_Problem to solve_.
Nothing but the text of the records belongs in your answer: repeat all of it exactly and leave out the images.

_Available data_.
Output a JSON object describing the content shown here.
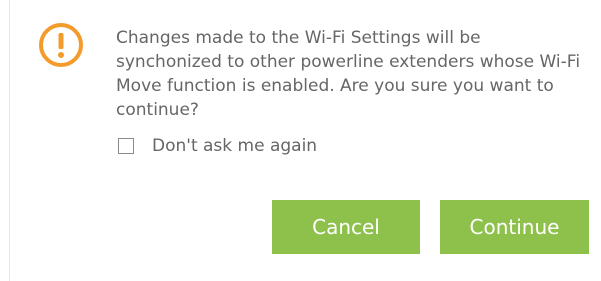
{
  "dialog": {
    "icon": "warning-exclamation-icon",
    "message": "Changes made to the Wi-Fi Settings will be synchonized to other powerline extenders whose Wi-Fi Move function is enabled. Are you sure you want to continue?",
    "dont_ask": {
      "label": "Don't ask me again",
      "checked": false
    },
    "buttons": {
      "cancel": "Cancel",
      "continue": "Continue"
    }
  },
  "colors": {
    "accent": "#8dc14b",
    "icon": "#f39c2b",
    "text": "#666666"
  }
}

_Written reply_.
Output a JSON object describing the content shown here.
{
  "dialog": {
    "icon": "warning-exclamation-icon",
    "message": "Changes made to the Wi-Fi Settings will be synchonized to other powerline extenders whose Wi-Fi Move function is enabled. Are you sure you want to continue?",
    "dont_ask": {
      "label": "Don't ask me again",
      "checked": false
    },
    "buttons": {
      "cancel": "Cancel",
      "continue": "Continue"
    }
  },
  "colors": {
    "accent": "#8dc14b",
    "icon": "#f39c2b",
    "text": "#666666"
  }
}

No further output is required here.